This is a new feature on Zombie Politics, which is to say, the first feature (since my “Album of the Week” column died due to lack of interest and my own crippling laziness). The idea is that I review a leaked album (that is – an album pre-released, illegally, to the Internet), once a week or whenever I feel like it. It’ll be cool because there will be no outside press/review influence over me, because, well, no one is supposed to have heard it yet. Everyone knows how intimidated and persuaded I am by Pitchfork. Except, you know, not.

I was going to start this feature off with White Rose Movement’s “Kick,” but that’s coming out fairly soon (the end of the month, in the UK) so I figured I’d just wait and do a bigger column about the album and their performance at the Mercury Lounge, which I’ll be going to…


Hot Chip’s “The Warning.” The first album officially released on the band’s new label, DFA/Astralwerks (that is, if it was officially released). There’s no concrete release date, although Astralwerks cites it as the end of May (the DFA My Space page as a look at the cover art). And, even though I obtained it months and months early, it couldn’t have leaked soon enough and god knows I can’t fucking stop listening to it.

It’s that good.

A masterpiece.

One of the year’s finest (and you’ll hear me saying that again at the end of the year).

In fact, it’s such a colossal achievement; both as a monumental leap forward from their amateurish (but enjoyable) debut and as one of the weirdest and most fun albums I have heard since M.I.A.’s “Arular.” And, like “Arular,” I cannot imagine anything coming close to usurping it as the finest, most groundbreaking album of this year. (“Arular” was released about the same time last year – see my Year End list below.)

Like Sparks, Hot Chip has a knack for writing really good songs about really stupid shit. But what they’ve done on this album (and what Sparks did around “Number One in Heaven”) is write lyrics that are so clever that they almost eclipse the fact that they are, in actuality, about really stupid shit. The best example of this is “Arrest Yourself,” a play on Madonna’s “Express Yourself” for sure (these guys are, if anything, pop music savants), but also an intricate, immaculately worded wonder. The lyrics seesaw and careen into themselves, accompanied by oddball bloops and bleeps in the background that somehow gel into a compulsively dance-able single entity. It’s a revelatory moment, and re-listening to the album shows you just how many of these ‘ah-ha!’ moments there are. The cleverness is astounding, almost like this is the album they thought they were making the first time around (but weren’t). Add in splices of melancholy emotion and a song (“So Glad to See You”) that wouldn’t have been out of place on Daft Punk’s “Discovery” record (and also the only song on my version to have a weird, glitchy thing going on - FUCK) and you’ve just got a gem of an album.

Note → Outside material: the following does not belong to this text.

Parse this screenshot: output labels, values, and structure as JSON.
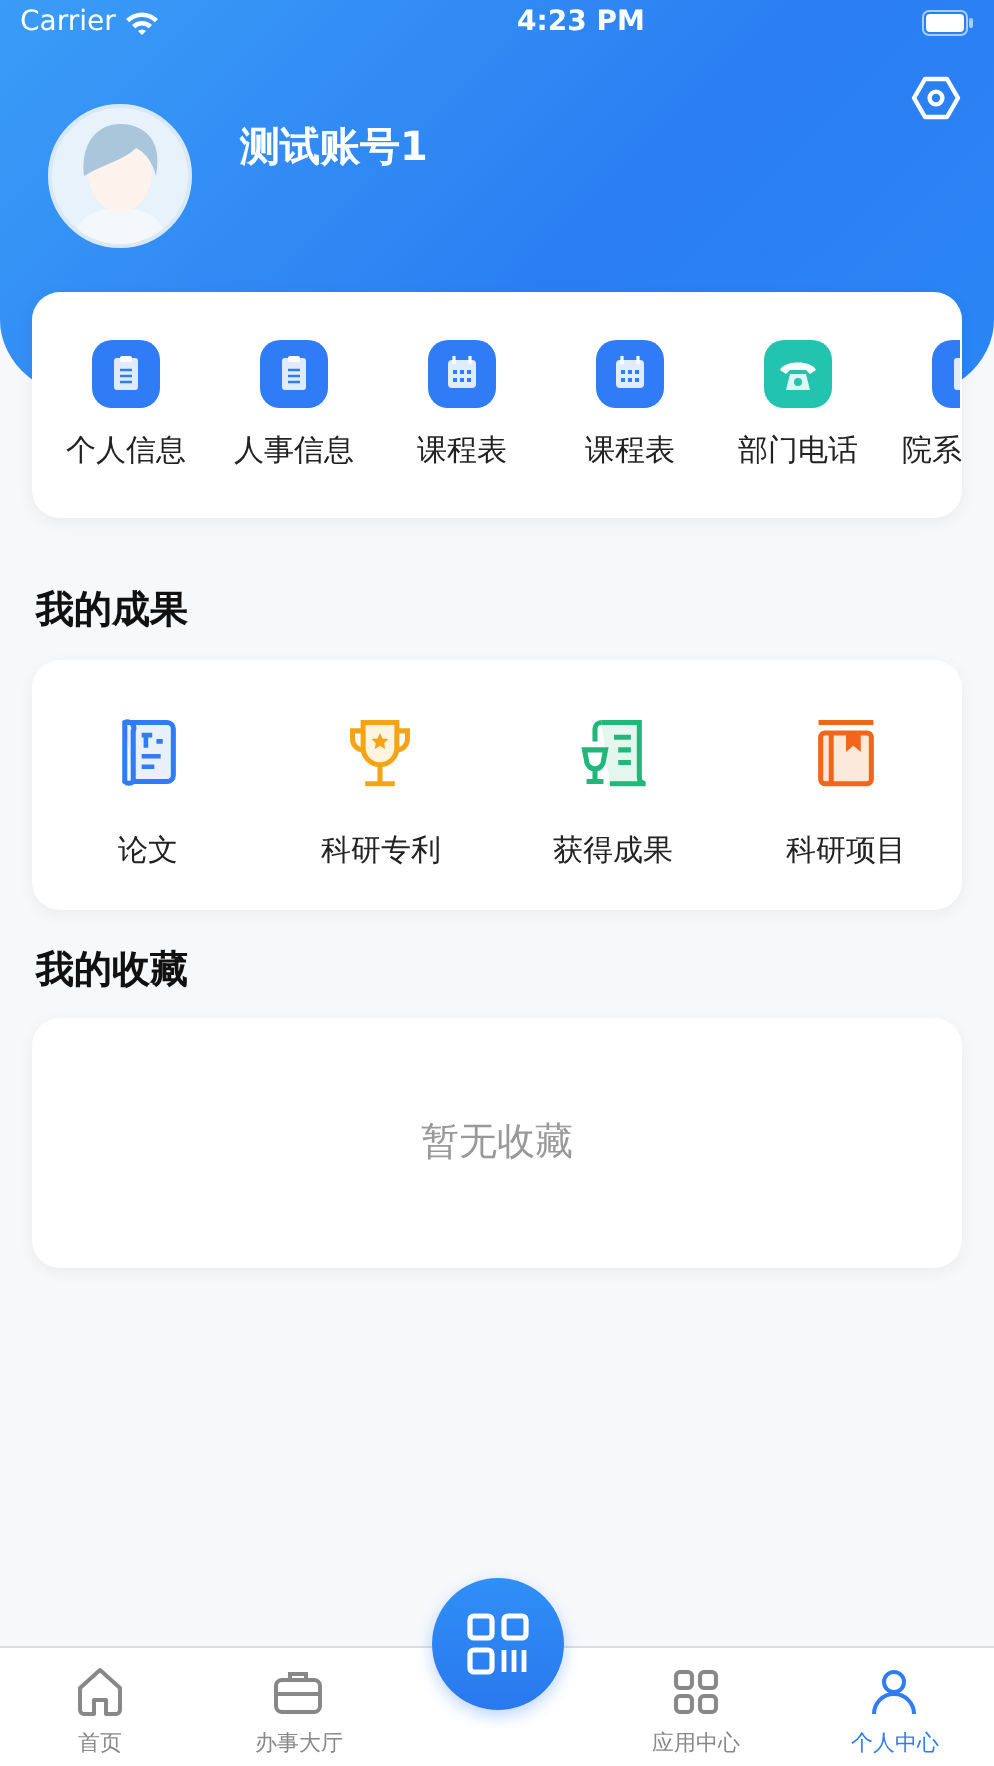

And at least one more DFA remix down the pipe (for “Colours”). Nice.

- Drew.


The Knife "Silent Shout"

Fiery Furnaces "Bitter Tea"

Flaming Lips "At War with the Mystics"

Spankrock "Yo Yo Yo Yo Yo"

Analord (Aphex Twin) "Chosen Lords"

The Concretes "In Colour"